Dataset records
Content starts

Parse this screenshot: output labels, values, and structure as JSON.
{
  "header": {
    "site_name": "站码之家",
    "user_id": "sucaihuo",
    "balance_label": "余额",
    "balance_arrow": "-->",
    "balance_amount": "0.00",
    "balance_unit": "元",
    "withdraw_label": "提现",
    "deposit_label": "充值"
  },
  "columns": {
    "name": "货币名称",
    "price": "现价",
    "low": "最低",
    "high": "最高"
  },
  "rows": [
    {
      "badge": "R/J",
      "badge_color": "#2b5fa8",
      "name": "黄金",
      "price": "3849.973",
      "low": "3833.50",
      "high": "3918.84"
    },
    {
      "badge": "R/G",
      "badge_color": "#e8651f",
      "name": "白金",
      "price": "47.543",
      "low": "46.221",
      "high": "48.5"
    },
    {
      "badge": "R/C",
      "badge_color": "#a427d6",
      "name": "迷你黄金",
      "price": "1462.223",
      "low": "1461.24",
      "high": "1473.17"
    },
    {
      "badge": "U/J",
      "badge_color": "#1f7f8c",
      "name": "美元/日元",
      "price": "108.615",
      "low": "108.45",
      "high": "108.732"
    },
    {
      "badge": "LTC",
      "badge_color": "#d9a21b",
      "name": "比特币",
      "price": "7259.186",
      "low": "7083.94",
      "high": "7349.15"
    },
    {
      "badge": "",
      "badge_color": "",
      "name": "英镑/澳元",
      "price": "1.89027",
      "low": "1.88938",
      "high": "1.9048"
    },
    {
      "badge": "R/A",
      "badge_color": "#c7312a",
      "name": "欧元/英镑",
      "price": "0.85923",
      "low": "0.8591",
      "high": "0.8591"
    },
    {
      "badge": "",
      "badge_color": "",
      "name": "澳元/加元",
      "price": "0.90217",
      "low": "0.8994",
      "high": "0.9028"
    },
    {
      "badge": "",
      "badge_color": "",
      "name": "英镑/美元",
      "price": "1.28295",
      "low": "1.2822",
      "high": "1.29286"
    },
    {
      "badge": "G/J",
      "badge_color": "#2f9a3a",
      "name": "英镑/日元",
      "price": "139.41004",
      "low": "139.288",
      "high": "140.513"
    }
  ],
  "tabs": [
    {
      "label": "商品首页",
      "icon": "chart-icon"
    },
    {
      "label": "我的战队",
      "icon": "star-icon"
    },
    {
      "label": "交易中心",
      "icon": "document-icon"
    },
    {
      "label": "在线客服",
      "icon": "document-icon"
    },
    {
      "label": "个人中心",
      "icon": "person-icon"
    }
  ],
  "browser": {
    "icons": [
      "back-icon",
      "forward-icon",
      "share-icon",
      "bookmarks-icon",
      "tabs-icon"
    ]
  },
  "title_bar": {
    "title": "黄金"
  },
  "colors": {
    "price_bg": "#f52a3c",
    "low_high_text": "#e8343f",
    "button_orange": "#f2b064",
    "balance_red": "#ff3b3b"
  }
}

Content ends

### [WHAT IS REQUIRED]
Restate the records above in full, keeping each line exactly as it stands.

### [RESPONSE TO THE EXERCISE]
Parse this screenshot: output labels, values, and structure as JSON.
{
  "header": {
    "site_name": "站码之家",
    "user_id": "sucaihuo",
    "balance_label": "余额",
    "balance_arrow": "-->",
    "balance_amount": "0.00",
    "balance_unit": "元",
    "withdraw_label": "提现",
    "deposit_label": "充值"
  },
  "columns": {
    "name": "货币名称",
    "price": "现价",
    "low": "最低",
    "high": "最高"
  },
  "rows": [
    {
      "badge": "R/J",
      "badge_color": "#2b5fa8",
      "name": "黄金",
      "price": "3849.973",
      "low": "3833.50",
      "high": "3918.84"
    },
    {
      "badge": "R/G",
      "badge_color": "#e8651f",
      "name": "白金",
      "price": "47.543",
      "low": "46.221",
      "high": "48.5"
    },
    {
      "badge": "R/C",
      "badge_color": "#a427d6",
      "name": "迷你黄金",
      "price": "1462.223",
      "low": "1461.24",
      "high": "1473.17"
    },
    {
      "badge": "U/J",
      "badge_color": "#1f7f8c",
      "name": "美元/日元",
      "price": "108.615",
      "low": "108.45",
      "high": "108.732"
    },
    {
      "badge": "LTC",
      "badge_color": "#d9a21b",
      "name": "比特币",
      "price": "7259.186",
      "low": "7083.94",
      "high": "7349.15"
    },
    {
      "badge": "",
      "badge_color": "",
      "name": "英镑/澳元",
      "price": "1.89027",
      "low": "1.88938",
      "high": "1.9048"
    },
    {
      "badge": "R/A",
      "badge_color": "#c7312a",
      "name": "欧元/英镑",
      "price": "0.85923",
      "low": "0.8591",
      "high": "0.8591"
    },
    {
      "badge": "",
      "badge_color": "",
      "name": "澳元/加元",
      "price": "0.90217",
      "low": "0.8994",
      "high": "0.9028"
    },
    {
      "badge": "",
      "badge_color": "",
      "name": "英镑/美元",
      "price": "1.28295",
      "low": "1.2822",
      "high": "1.29286"
    },
    {
      "badge": "G/J",
      "badge_color": "#2f9a3a",
      "name": "英镑/日元",
      "price": "139.41004",
      "low": "139.288",
      "high": "140.513"
    }
  ],
  "tabs": [
    {
      "label": "商品首页",
      "icon": "chart-icon"
    },
    {
      "label": "我的战队",
      "icon": "star-icon"
    },
    {
      "label": "交易中心",
      "icon": "document-icon"
    },
    {
      "label": "在线客服",
      "icon": "document-icon"
    },
    {
      "label": "个人中心",
      "icon": "person-icon"
    }
  ],
  "browser": {
    "icons": [
      "back-icon",
      "forward-icon",
      "share-icon",
      "bookmarks-icon",
      "tabs-icon"
    ]
  },
  "title_bar": {
    "title": "黄金"
  },
  "colors": {
    "price_bg": "#f52a3c",
    "low_high_text": "#e8343f",
    "button_orange": "#f2b064",
    "balance_red": "#ff3b3b"
  }
}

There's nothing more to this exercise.